* Data section:
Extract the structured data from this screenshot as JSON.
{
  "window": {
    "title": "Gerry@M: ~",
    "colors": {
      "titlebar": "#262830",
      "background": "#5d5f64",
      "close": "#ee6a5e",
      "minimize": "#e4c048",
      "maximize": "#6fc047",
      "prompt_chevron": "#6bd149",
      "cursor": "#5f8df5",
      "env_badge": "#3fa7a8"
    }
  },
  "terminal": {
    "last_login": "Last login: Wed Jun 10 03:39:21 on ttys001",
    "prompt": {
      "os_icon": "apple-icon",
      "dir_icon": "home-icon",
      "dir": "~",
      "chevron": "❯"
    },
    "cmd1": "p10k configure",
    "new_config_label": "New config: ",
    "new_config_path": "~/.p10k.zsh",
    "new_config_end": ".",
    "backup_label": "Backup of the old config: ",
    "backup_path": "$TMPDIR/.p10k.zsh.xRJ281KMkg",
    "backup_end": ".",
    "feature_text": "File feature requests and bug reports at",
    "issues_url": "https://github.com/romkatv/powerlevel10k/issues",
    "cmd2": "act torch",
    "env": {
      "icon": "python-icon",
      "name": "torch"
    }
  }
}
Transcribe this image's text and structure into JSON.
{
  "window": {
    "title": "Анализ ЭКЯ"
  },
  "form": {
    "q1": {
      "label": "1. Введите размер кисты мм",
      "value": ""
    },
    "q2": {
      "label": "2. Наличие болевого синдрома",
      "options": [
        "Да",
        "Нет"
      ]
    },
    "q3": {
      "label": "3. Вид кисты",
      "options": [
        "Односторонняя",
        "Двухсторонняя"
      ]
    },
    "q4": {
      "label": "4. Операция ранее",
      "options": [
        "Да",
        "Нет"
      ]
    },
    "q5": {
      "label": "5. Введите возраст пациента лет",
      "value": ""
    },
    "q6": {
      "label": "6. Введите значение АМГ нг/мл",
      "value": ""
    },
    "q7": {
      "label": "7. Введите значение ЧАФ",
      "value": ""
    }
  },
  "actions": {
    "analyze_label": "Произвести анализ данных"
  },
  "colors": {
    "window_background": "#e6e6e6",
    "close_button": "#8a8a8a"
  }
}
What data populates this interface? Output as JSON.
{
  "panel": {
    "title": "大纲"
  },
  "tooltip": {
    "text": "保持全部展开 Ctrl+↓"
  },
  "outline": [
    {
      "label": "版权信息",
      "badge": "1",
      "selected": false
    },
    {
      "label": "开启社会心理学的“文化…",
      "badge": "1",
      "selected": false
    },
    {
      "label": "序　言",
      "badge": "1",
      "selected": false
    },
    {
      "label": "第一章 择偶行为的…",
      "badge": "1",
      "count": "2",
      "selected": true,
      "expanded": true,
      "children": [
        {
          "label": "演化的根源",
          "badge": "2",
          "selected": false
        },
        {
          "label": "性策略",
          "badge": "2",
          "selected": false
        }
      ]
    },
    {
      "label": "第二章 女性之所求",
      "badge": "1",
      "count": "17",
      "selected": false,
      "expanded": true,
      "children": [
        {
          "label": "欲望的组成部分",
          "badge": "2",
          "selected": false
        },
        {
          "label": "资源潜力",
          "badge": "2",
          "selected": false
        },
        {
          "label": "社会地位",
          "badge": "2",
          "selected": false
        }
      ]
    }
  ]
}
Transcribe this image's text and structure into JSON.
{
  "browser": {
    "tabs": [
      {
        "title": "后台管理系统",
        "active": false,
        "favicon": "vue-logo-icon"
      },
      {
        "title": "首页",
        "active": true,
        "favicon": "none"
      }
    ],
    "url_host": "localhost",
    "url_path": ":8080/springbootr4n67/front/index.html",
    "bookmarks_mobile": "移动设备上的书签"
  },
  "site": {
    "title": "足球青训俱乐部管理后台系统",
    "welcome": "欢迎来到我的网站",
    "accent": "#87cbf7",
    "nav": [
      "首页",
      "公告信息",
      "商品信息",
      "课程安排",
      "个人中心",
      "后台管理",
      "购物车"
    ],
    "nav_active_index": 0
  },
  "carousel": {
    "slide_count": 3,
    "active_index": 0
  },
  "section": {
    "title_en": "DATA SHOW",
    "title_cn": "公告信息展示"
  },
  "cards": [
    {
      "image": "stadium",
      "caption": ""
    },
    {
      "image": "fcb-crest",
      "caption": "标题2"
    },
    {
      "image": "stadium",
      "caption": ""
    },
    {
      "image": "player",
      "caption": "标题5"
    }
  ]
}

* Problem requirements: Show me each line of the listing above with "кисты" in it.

* Expected answer:
      "label": "1. Введите размер кисты мм",
      "label": "3. Вид кисты",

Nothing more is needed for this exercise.